The placement Visit
The placement visit is essential because it provides the student with the opportunity to initially interact with the placement area on an informal basis. It is like a test-run of the real experience and can help the student prepare adequately for the placement. Sometimes, placement areas may be located within an area that is unfamiliar to the student. The visit allows the student make the necessary logistical considerations. For example gauging the distance and time of travel needed to maintain punctuality.
A guided tour. During the visit, the student may be given a guided tour of the facility. This can help set expectations about the client group, size and scope of the placement area.
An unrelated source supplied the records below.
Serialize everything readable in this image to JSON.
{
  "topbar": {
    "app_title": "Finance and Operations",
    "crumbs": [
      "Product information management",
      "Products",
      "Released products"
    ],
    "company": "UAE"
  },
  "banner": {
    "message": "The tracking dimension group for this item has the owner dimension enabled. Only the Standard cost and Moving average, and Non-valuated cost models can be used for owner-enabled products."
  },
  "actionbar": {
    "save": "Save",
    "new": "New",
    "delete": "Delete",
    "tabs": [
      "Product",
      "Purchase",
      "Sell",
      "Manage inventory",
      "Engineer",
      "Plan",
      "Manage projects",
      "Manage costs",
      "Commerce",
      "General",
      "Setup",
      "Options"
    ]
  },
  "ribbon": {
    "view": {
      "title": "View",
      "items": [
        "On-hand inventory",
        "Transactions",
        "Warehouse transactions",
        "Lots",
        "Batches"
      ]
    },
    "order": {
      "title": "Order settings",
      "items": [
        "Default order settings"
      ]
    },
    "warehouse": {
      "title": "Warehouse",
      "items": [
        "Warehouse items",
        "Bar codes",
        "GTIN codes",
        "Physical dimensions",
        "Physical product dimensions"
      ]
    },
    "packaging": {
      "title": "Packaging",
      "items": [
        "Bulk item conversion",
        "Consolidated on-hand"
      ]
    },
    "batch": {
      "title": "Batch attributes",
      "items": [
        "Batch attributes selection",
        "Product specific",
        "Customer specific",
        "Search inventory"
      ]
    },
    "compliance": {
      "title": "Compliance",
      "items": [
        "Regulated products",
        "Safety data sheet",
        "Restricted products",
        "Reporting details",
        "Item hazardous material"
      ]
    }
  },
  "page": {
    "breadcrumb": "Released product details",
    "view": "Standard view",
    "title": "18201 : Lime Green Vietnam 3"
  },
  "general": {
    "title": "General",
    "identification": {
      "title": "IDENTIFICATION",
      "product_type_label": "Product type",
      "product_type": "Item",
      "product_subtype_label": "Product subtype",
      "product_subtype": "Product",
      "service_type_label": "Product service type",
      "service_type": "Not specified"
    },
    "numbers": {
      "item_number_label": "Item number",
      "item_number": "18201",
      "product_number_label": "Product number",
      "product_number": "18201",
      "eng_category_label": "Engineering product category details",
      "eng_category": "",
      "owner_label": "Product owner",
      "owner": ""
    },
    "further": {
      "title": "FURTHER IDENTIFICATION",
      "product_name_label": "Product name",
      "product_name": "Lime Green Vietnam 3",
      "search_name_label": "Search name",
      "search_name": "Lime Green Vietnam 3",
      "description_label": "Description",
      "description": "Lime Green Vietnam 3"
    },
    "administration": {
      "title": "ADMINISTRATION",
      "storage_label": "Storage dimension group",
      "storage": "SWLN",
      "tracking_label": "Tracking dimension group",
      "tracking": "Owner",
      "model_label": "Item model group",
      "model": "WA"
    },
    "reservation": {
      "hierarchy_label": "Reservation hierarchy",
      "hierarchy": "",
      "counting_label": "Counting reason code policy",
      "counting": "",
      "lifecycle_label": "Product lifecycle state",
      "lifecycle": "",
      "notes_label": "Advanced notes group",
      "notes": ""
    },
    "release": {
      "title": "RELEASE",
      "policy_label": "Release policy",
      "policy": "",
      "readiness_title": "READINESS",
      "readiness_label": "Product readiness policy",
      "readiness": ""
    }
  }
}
Initial conversations during visits may involve disclosure regarding the learning opportunities being provided by the placement area and the expectations from the student may also be disclosed.
Research the placement area by visiting their website. This can help the student get an idea about the specific services offered by the placement area. Are they a specialist service? Is there a specific client group For example children, adolescents, adults or elderly? Do they cater for a specific sex for example male or female? In order to get the best from the placement, it is usually useful to read about these services.
Ask about the legal frameworks that are regularly linked to the service. For example the Mental Health act, Equality act, Child act, Safeguarding and so on. The placement opportunity may provide the opportunity to see how these laws are applied to practice.
Ask questions about the placement. It is useful to have questions written down to create a sense of organization. Finding out as much as possible about the placement during the visit can help set the student’s expectations. Hearing firsthand information from the staff can reduce anxiety. It also helps create the impression that the student is eager to learn.
Find out about possible multidisciplinary input. The placement settings give students opportunity to interact with other multidisciplinary teams. It can be worth finding out what other fields of nursing and/ or healthcare are interlinked with the service. This information can create an interesting focus for action plans. During the placement visit, students can ask if there are opportunities to observe these various teams during their interactions with clients to expand the scope of learning. Arrangements may be need to be made in advance to facilitate these opportunities. It is worth noting that client consent needs to be taken into account.
Negotiate with Mentors. Students are always advised to do the shifts that are offered by the placement areas. However, many placement areas may be able to accommodate individual requests for varied shift patterns. This depends a lot on the type of service, hours of work and severity of the student’s circumstance. During the visit, students may perceive this flexibility and make such requests. However, this should be done cautiously.
Thank you for reading.
Written by Lauretta Ofulue.
Photo credit: Pixabay